Exercise objective:
Go through the records below and set each one down exactly, leaving out any pictures.

Element data from apps and pages:
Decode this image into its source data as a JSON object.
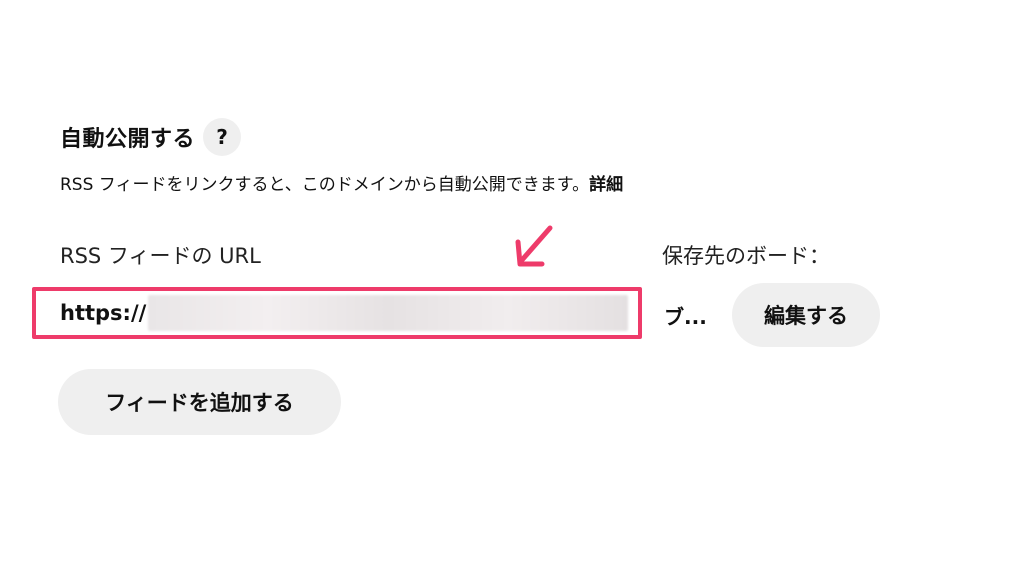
{
  "autopublish": {
    "title": "自動公開する",
    "help_icon_glyph": "?",
    "description": "RSS フィードをリンクすると、このドメインから自動公開できます。",
    "detail_link": "詳細"
  },
  "feed": {
    "url_label": "RSS フィードの URL",
    "url_value": "https://",
    "board_label": "保存先のボード：",
    "board_value": "ブ...",
    "edit_button": "編集する",
    "add_feed_button": "フィードを追加する"
  },
  "annotation": {
    "highlight_color": "#ee3b6a",
    "arrow_icon": "arrow-down-left-icon"
  }
}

Answer for the task:
Decode this image into its source data as a JSON object.
{
  "autopublish": {
    "title": "自動公開する",
    "help_icon_glyph": "?",
    "description": "RSS フィードをリンクすると、このドメインから自動公開できます。",
    "detail_link": "詳細"
  },
  "feed": {
    "url_label": "RSS フィードの URL",
    "url_value": "https://",
    "board_label": "保存先のボード：",
    "board_value": "ブ...",
    "edit_button": "編集する",
    "add_feed_button": "フィードを追加する"
  },
  "annotation": {
    "highlight_color": "#ee3b6a",
    "arrow_icon": "arrow-down-left-icon"
  }
}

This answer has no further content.